• YOUR TASK
The data are to be restated in full, exactly as presented.

• RECORD EXCERPTS

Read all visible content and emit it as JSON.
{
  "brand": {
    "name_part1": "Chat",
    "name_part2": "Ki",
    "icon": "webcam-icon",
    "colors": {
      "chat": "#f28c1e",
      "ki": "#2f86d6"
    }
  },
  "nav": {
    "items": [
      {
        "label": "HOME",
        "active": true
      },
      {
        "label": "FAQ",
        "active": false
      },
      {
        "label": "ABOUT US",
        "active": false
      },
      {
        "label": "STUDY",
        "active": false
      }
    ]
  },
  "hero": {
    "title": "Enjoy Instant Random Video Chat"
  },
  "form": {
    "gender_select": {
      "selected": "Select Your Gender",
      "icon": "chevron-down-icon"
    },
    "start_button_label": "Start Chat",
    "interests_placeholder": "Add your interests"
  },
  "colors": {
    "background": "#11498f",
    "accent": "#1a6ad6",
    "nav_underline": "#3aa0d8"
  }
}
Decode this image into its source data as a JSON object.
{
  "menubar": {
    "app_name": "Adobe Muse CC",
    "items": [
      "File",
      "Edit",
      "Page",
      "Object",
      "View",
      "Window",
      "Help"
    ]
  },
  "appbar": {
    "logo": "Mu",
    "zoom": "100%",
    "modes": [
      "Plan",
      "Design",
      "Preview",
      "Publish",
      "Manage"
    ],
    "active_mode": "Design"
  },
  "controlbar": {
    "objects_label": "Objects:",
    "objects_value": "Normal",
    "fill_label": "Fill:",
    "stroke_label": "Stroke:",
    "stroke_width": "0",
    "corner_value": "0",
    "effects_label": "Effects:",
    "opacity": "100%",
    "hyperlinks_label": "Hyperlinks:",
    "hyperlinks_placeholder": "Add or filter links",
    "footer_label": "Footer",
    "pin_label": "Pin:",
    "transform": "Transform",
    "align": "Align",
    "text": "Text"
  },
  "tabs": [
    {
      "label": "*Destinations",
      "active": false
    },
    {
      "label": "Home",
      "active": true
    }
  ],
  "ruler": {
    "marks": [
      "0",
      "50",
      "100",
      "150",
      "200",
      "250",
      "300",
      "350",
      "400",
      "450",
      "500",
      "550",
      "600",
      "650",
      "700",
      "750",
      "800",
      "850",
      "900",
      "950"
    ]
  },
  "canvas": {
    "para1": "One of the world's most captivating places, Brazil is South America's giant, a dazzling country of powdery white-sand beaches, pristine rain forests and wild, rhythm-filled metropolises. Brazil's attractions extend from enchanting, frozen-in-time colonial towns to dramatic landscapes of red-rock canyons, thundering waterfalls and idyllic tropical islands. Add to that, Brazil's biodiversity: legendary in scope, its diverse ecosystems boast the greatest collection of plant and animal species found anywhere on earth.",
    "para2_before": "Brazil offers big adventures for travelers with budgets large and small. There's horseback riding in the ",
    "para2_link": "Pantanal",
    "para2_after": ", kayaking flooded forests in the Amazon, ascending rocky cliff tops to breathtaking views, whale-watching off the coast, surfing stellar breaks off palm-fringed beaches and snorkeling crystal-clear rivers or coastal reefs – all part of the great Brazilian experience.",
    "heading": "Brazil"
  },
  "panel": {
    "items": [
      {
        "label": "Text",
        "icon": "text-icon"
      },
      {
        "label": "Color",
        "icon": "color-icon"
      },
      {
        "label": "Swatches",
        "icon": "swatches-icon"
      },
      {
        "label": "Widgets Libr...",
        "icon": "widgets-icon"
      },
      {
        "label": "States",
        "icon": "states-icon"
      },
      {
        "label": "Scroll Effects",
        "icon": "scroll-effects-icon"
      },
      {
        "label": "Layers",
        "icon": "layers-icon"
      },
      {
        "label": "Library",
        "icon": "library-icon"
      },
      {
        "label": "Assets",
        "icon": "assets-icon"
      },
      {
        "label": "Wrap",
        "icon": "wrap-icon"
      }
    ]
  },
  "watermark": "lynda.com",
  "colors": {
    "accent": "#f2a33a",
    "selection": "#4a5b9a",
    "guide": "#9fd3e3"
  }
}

• RESULT OF THE EXERCISE
Read all visible content and emit it as JSON.
{
  "brand": {
    "name_part1": "Chat",
    "name_part2": "Ki",
    "icon": "webcam-icon",
    "colors": {
      "chat": "#f28c1e",
      "ki": "#2f86d6"
    }
  },
  "nav": {
    "items": [
      {
        "label": "HOME",
        "active": true
      },
      {
        "label": "FAQ",
        "active": false
      },
      {
        "label": "ABOUT US",
        "active": false
      },
      {
        "label": "STUDY",
        "active": false
      }
    ]
  },
  "hero": {
    "title": "Enjoy Instant Random Video Chat"
  },
  "form": {
    "gender_select": {
      "selected": "Select Your Gender",
      "icon": "chevron-down-icon"
    },
    "start_button_label": "Start Chat",
    "interests_placeholder": "Add your interests"
  },
  "colors": {
    "background": "#11498f",
    "accent": "#1a6ad6",
    "nav_underline": "#3aa0d8"
  }
}
Decode this image into its source data as a JSON object.
{
  "menubar": {
    "app_name": "Adobe Muse CC",
    "items": [
      "File",
      "Edit",
      "Page",
      "Object",
      "View",
      "Window",
      "Help"
    ]
  },
  "appbar": {
    "logo": "Mu",
    "zoom": "100%",
    "modes": [
      "Plan",
      "Design",
      "Preview",
      "Publish",
      "Manage"
    ],
    "active_mode": "Design"
  },
  "controlbar": {
    "objects_label": "Objects:",
    "objects_value": "Normal",
    "fill_label": "Fill:",
    "stroke_label": "Stroke:",
    "stroke_width": "0",
    "corner_value": "0",
    "effects_label": "Effects:",
    "opacity": "100%",
    "hyperlinks_label": "Hyperlinks:",
    "hyperlinks_placeholder": "Add or filter links",
    "footer_label": "Footer",
    "pin_label": "Pin:",
    "transform": "Transform",
    "align": "Align",
    "text": "Text"
  },
  "tabs": [
    {
      "label": "*Destinations",
      "active": false
    },
    {
      "label": "Home",
      "active": true
    }
  ],
  "ruler": {
    "marks": [
      "0",
      "50",
      "100",
      "150",
      "200",
      "250",
      "300",
      "350",
      "400",
      "450",
      "500",
      "550",
      "600",
      "650",
      "700",
      "750",
      "800",
      "850",
      "900",
      "950"
    ]
  },
  "canvas": {
    "para1": "One of the world's most captivating places, Brazil is South America's giant, a dazzling country of powdery white-sand beaches, pristine rain forests and wild, rhythm-filled metropolises. Brazil's attractions extend from enchanting, frozen-in-time colonial towns to dramatic landscapes of red-rock canyons, thundering waterfalls and idyllic tropical islands. Add to that, Brazil's biodiversity: legendary in scope, its diverse ecosystems boast the greatest collection of plant and animal species found anywhere on earth.",
    "para2_before": "Brazil offers big adventures for travelers with budgets large and small. There's horseback riding in the ",
    "para2_link": "Pantanal",
    "para2_after": ", kayaking flooded forests in the Amazon, ascending rocky cliff tops to breathtaking views, whale-watching off the coast, surfing stellar breaks off palm-fringed beaches and snorkeling crystal-clear rivers or coastal reefs – all part of the great Brazilian experience.",
    "heading": "Brazil"
  },
  "panel": {
    "items": [
      {
        "label": "Text",
        "icon": "text-icon"
      },
      {
        "label": "Color",
        "icon": "color-icon"
      },
      {
        "label": "Swatches",
        "icon": "swatches-icon"
      },
      {
        "label": "Widgets Libr...",
        "icon": "widgets-icon"
      },
      {
        "label": "States",
        "icon": "states-icon"
      },
      {
        "label": "Scroll Effects",
        "icon": "scroll-effects-icon"
      },
      {
        "label": "Layers",
        "icon": "layers-icon"
      },
      {
        "label": "Library",
        "icon": "library-icon"
      },
      {
        "label": "Assets",
        "icon": "assets-icon"
      },
      {
        "label": "Wrap",
        "icon": "wrap-icon"
      }
    ]
  },
  "watermark": "lynda.com",
  "colors": {
    "accent": "#f2a33a",
    "selection": "#4a5b9a",
    "guide": "#9fd3e3"
  }
}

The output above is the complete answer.